DATASET:
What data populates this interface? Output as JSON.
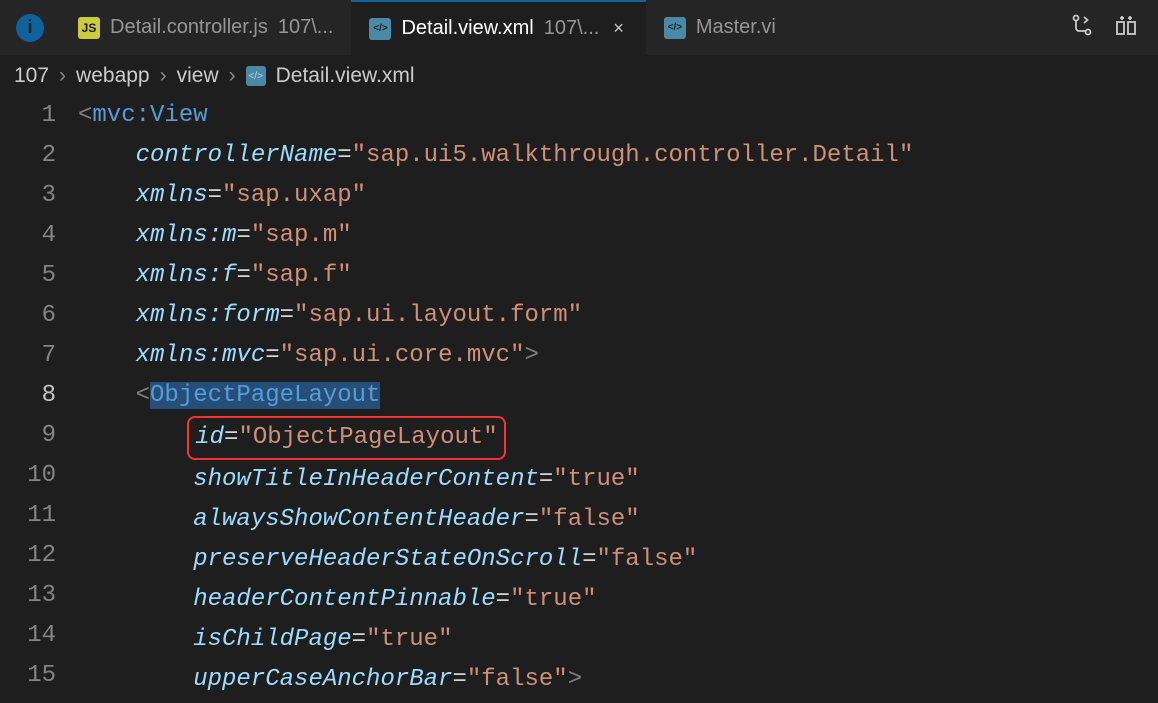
{
  "tabs": [
    {
      "icon_type": "js",
      "icon_text": "JS",
      "label": "Detail.controller.js",
      "suffix": "107\\...",
      "active": false,
      "closable": false
    },
    {
      "icon_type": "xml",
      "icon_text": "",
      "label": "Detail.view.xml",
      "suffix": "107\\...",
      "active": true,
      "closable": true
    },
    {
      "icon_type": "xml",
      "icon_text": "",
      "label": "Master.vi",
      "suffix": "",
      "active": false,
      "closable": false
    }
  ],
  "breadcrumb": {
    "parts": [
      "107",
      "webapp",
      "view"
    ],
    "file": "Detail.view.xml"
  },
  "code": {
    "lines": [
      {
        "n": 1,
        "indent": 0,
        "tokens": [
          [
            "punct",
            "<"
          ],
          [
            "tag-name",
            "mvc:View"
          ]
        ]
      },
      {
        "n": 2,
        "indent": 1,
        "tokens": [
          [
            "attr-name",
            "controllerName"
          ],
          [
            "op",
            "="
          ],
          [
            "attr-val",
            "\"sap.ui5.walkthrough.controller.Detail\""
          ]
        ]
      },
      {
        "n": 3,
        "indent": 1,
        "tokens": [
          [
            "attr-name",
            "xmlns"
          ],
          [
            "op",
            "="
          ],
          [
            "attr-val",
            "\"sap.uxap\""
          ]
        ]
      },
      {
        "n": 4,
        "indent": 1,
        "tokens": [
          [
            "attr-name",
            "xmlns:m"
          ],
          [
            "op",
            "="
          ],
          [
            "attr-val",
            "\"sap.m\""
          ]
        ]
      },
      {
        "n": 5,
        "indent": 1,
        "tokens": [
          [
            "attr-name",
            "xmlns:f"
          ],
          [
            "op",
            "="
          ],
          [
            "attr-val",
            "\"sap.f\""
          ]
        ]
      },
      {
        "n": 6,
        "indent": 1,
        "tokens": [
          [
            "attr-name",
            "xmlns:form"
          ],
          [
            "op",
            "="
          ],
          [
            "attr-val",
            "\"sap.ui.layout.form\""
          ]
        ]
      },
      {
        "n": 7,
        "indent": 1,
        "tokens": [
          [
            "attr-name",
            "xmlns:mvc"
          ],
          [
            "op",
            "="
          ],
          [
            "attr-val",
            "\"sap.ui.core.mvc\""
          ],
          [
            "punct",
            ">"
          ]
        ]
      },
      {
        "n": 8,
        "indent": 1,
        "current": true,
        "tokens": [
          [
            "punct",
            "<"
          ],
          [
            "tag-name selection",
            "ObjectPageLayout"
          ]
        ]
      },
      {
        "n": 9,
        "indent": 2,
        "highlight": true,
        "tokens": [
          [
            "attr-name",
            "id"
          ],
          [
            "op",
            "="
          ],
          [
            "attr-val",
            "\"ObjectPageLayout\""
          ]
        ]
      },
      {
        "n": 10,
        "indent": 2,
        "tokens": [
          [
            "attr-name",
            "showTitleInHeaderContent"
          ],
          [
            "op",
            "="
          ],
          [
            "attr-val",
            "\"true\""
          ]
        ]
      },
      {
        "n": 11,
        "indent": 2,
        "tokens": [
          [
            "attr-name",
            "alwaysShowContentHeader"
          ],
          [
            "op",
            "="
          ],
          [
            "attr-val",
            "\"false\""
          ]
        ]
      },
      {
        "n": 12,
        "indent": 2,
        "tokens": [
          [
            "attr-name",
            "preserveHeaderStateOnScroll"
          ],
          [
            "op",
            "="
          ],
          [
            "attr-val",
            "\"false\""
          ]
        ]
      },
      {
        "n": 13,
        "indent": 2,
        "tokens": [
          [
            "attr-name",
            "headerContentPinnable"
          ],
          [
            "op",
            "="
          ],
          [
            "attr-val",
            "\"true\""
          ]
        ]
      },
      {
        "n": 14,
        "indent": 2,
        "tokens": [
          [
            "attr-name",
            "isChildPage"
          ],
          [
            "op",
            "="
          ],
          [
            "attr-val",
            "\"true\""
          ]
        ]
      },
      {
        "n": 15,
        "indent": 2,
        "tokens": [
          [
            "attr-name",
            "upperCaseAnchorBar"
          ],
          [
            "op",
            "="
          ],
          [
            "attr-val",
            "\"false\""
          ],
          [
            "punct",
            ">"
          ]
        ]
      }
    ]
  }
}
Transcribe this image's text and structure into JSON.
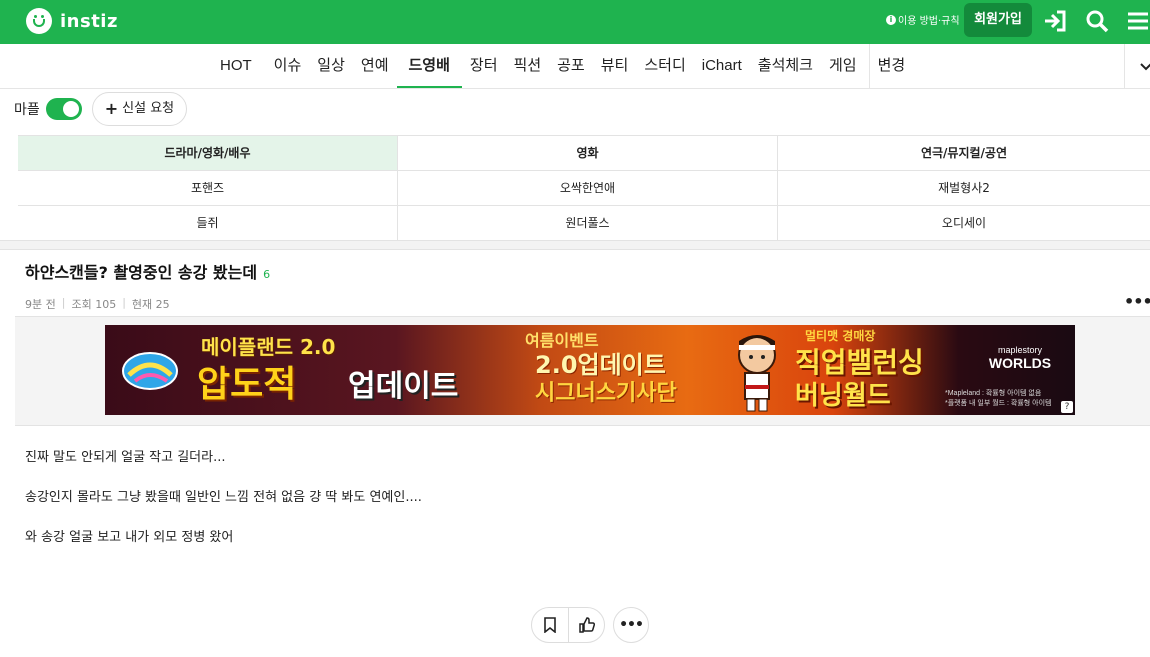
{
  "header": {
    "brand": "instiz",
    "rules_link": "이용 방법·규칙",
    "join_label": "회원가입",
    "icons": [
      "login-icon",
      "search-icon",
      "menu-icon"
    ]
  },
  "nav": {
    "tabs": [
      "HOT",
      "이슈",
      "일상",
      "연예",
      "드영배",
      "장터",
      "픽션",
      "공포",
      "뷰티",
      "스터디",
      "iChart",
      "출석체크",
      "게임",
      "변경"
    ],
    "active": "드영배"
  },
  "toolbar": {
    "map_label": "마플",
    "request_label": "신설 요청"
  },
  "board": {
    "headers": [
      "드라마/영화/배우",
      "영화",
      "연극/뮤지컬/공연"
    ],
    "rows": [
      [
        "포핸즈",
        "오싹한연애",
        "재벌형사2"
      ],
      [
        "들쥐",
        "원더풀스",
        "오디세이"
      ]
    ]
  },
  "post": {
    "title": "하얀스캔들? 촬영중인 송강 봤는데",
    "comment_count": "6",
    "time": "9분 전",
    "views": "조회 105",
    "now": "현재 25",
    "paragraphs": [
      "진짜 말도 안되게 얼굴 작고 길더라...",
      "송강인지 몰라도 그냥 봤을때 일반인 느낌 전혀 없음 걍 딱 봐도 연예인....",
      "와 송강 얼굴 보고 내가 외모 정병 왔어"
    ]
  },
  "banner": {
    "line1": "메이플랜드 2.0",
    "line2": "압도적",
    "line3": "업데이트",
    "event": "여름이벤트",
    "update": "2.0업데이트",
    "sub": "시그너스기사단",
    "party": "멀티맷 경매장",
    "balance": "직업밸런싱",
    "world": "버닝월드",
    "worlds_small": "maplestory",
    "worlds": "WORLDS",
    "fine1": "*Mapleland : 확률형 아이템 없음",
    "fine2": "*플랫폼 내 일부 월드 : 확률형 아이템",
    "help": "?"
  }
}
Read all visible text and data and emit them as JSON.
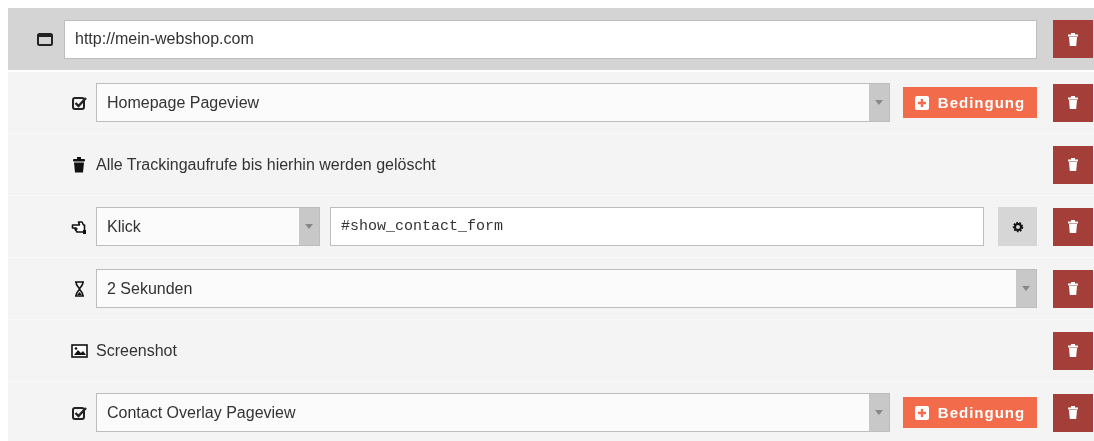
{
  "url_bar": {
    "value": "http://mein-webshop.com"
  },
  "steps": [
    {
      "kind": "pageview",
      "value": "Homepage Pageview",
      "condition_button": "Bedingung"
    },
    {
      "kind": "clear",
      "text": "Alle Trackingaufrufe bis hierhin werden gelöscht"
    },
    {
      "kind": "click",
      "value": "Klick",
      "selector": "#show_contact_form"
    },
    {
      "kind": "wait",
      "value": "2 Sekunden"
    },
    {
      "kind": "screenshot",
      "text": "Screenshot"
    },
    {
      "kind": "pageview",
      "value": "Contact Overlay Pageview",
      "condition_button": "Bedingung"
    }
  ]
}
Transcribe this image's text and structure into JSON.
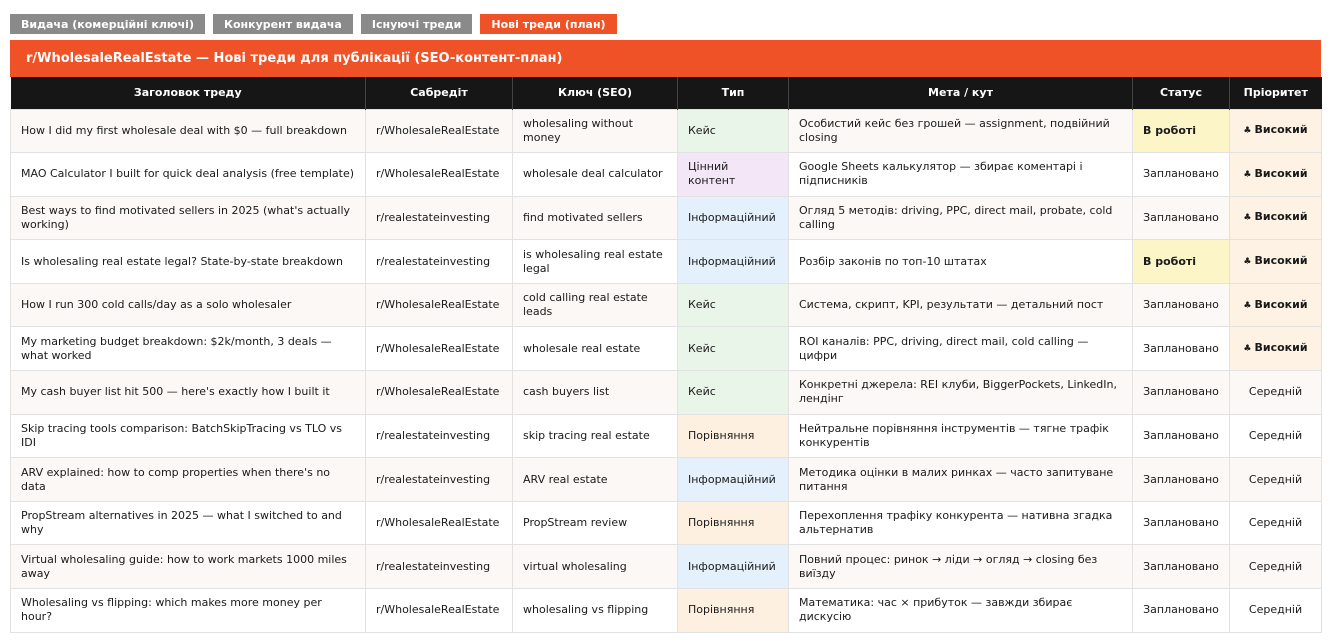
{
  "tabs": [
    {
      "label": "Видача (комерційні ключі)"
    },
    {
      "label": "Конкурент видача"
    },
    {
      "label": "Існуючі треди"
    },
    {
      "label": "Нові треди (план)"
    }
  ],
  "banner": {
    "title": "r/WholesaleRealEstate — Нові треди для публікації (SEO-контент-план)"
  },
  "columns": [
    "Заголовок треду",
    "Сабредіт",
    "Ключ (SEO)",
    "Тип",
    "Мета / кут",
    "Статус",
    "Пріоритет"
  ],
  "rows": [
    {
      "title": "How I did my first wholesale deal with $0 — full breakdown",
      "subreddit": "r/WholesaleRealEstate",
      "keyword": "wholesaling without money",
      "type": "Кейс",
      "goal": "Особистий кейс без грошей — assignment, подвійний closing",
      "status": "В роботі",
      "priority": "Високий"
    },
    {
      "title": "MAO Calculator I built for quick deal analysis (free template)",
      "subreddit": "r/WholesaleRealEstate",
      "keyword": "wholesale deal calculator",
      "type": "Цінний контент",
      "goal": "Google Sheets калькулятор — збирає коментарі і підписників",
      "status": "Заплановано",
      "priority": "Високий"
    },
    {
      "title": "Best ways to find motivated sellers in 2025 (what's actually working)",
      "subreddit": "r/realestateinvesting",
      "keyword": "find motivated sellers",
      "type": "Інформаційний",
      "goal": "Огляд 5 методів: driving, PPC, direct mail, probate, cold calling",
      "status": "Заплановано",
      "priority": "Високий"
    },
    {
      "title": "Is wholesaling real estate legal? State-by-state breakdown",
      "subreddit": "r/realestateinvesting",
      "keyword": "is wholesaling real estate legal",
      "type": "Інформаційний",
      "goal": "Розбір законів по топ-10 штатах",
      "status": "В роботі",
      "priority": "Високий"
    },
    {
      "title": "How I run 300 cold calls/day as a solo wholesaler",
      "subreddit": "r/WholesaleRealEstate",
      "keyword": "cold calling real estate leads",
      "type": "Кейс",
      "goal": "Система, скрипт, KPI, результати — детальний пост",
      "status": "Заплановано",
      "priority": "Високий"
    },
    {
      "title": "My marketing budget breakdown: $2k/month, 3 deals — what worked",
      "subreddit": "r/WholesaleRealEstate",
      "keyword": "wholesale real estate",
      "type": "Кейс",
      "goal": "ROI каналів: PPC, driving, direct mail, cold calling — цифри",
      "status": "Заплановано",
      "priority": "Високий"
    },
    {
      "title": "My cash buyer list hit 500 — here's exactly how I built it",
      "subreddit": "r/WholesaleRealEstate",
      "keyword": "cash buyers list",
      "type": "Кейс",
      "goal": "Конкретні джерела: REI клуби, BiggerPockets, LinkedIn, лендінг",
      "status": "Заплановано",
      "priority": "Середній"
    },
    {
      "title": "Skip tracing tools comparison: BatchSkipTracing vs TLO vs IDI",
      "subreddit": "r/realestateinvesting",
      "keyword": "skip tracing real estate",
      "type": "Порівняння",
      "goal": "Нейтральне порівняння інструментів — тягне трафік конкурентів",
      "status": "Заплановано",
      "priority": "Середній"
    },
    {
      "title": "ARV explained: how to comp properties when there's no data",
      "subreddit": "r/realestateinvesting",
      "keyword": "ARV real estate",
      "type": "Інформаційний",
      "goal": "Методика оцінки в малих ринках — часто запитуване питання",
      "status": "Заплановано",
      "priority": "Середній"
    },
    {
      "title": "PropStream alternatives in 2025 — what I switched to and why",
      "subreddit": "r/WholesaleRealEstate",
      "keyword": "PropStream review",
      "type": "Порівняння",
      "goal": "Перехоплення трафіку конкурента — нативна згадка альтернатив",
      "status": "Заплановано",
      "priority": "Середній"
    },
    {
      "title": "Virtual wholesaling guide: how to work markets 1000 miles away",
      "subreddit": "r/realestateinvesting",
      "keyword": "virtual wholesaling",
      "type": "Інформаційний",
      "goal": "Повний процес: ринок → ліди → огляд → closing без виїзду",
      "status": "Заплановано",
      "priority": "Середній"
    },
    {
      "title": "Wholesaling vs flipping: which makes more money per hour?",
      "subreddit": "r/WholesaleRealEstate",
      "keyword": "wholesaling vs flipping",
      "type": "Порівняння",
      "goal": "Математика: час × прибуток — завжди збирає дискусію",
      "status": "Заплановано",
      "priority": "Середній"
    }
  ]
}
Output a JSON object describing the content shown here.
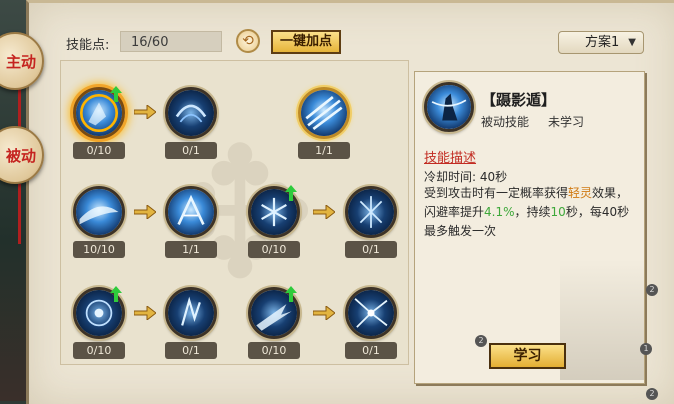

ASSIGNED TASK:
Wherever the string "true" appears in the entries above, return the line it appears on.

TASK RESULT:
      "active": true,
      "closable": true
        "current": true,
        "highlight": true,
            "\"true\""
            "\"true\""
            "\"true\""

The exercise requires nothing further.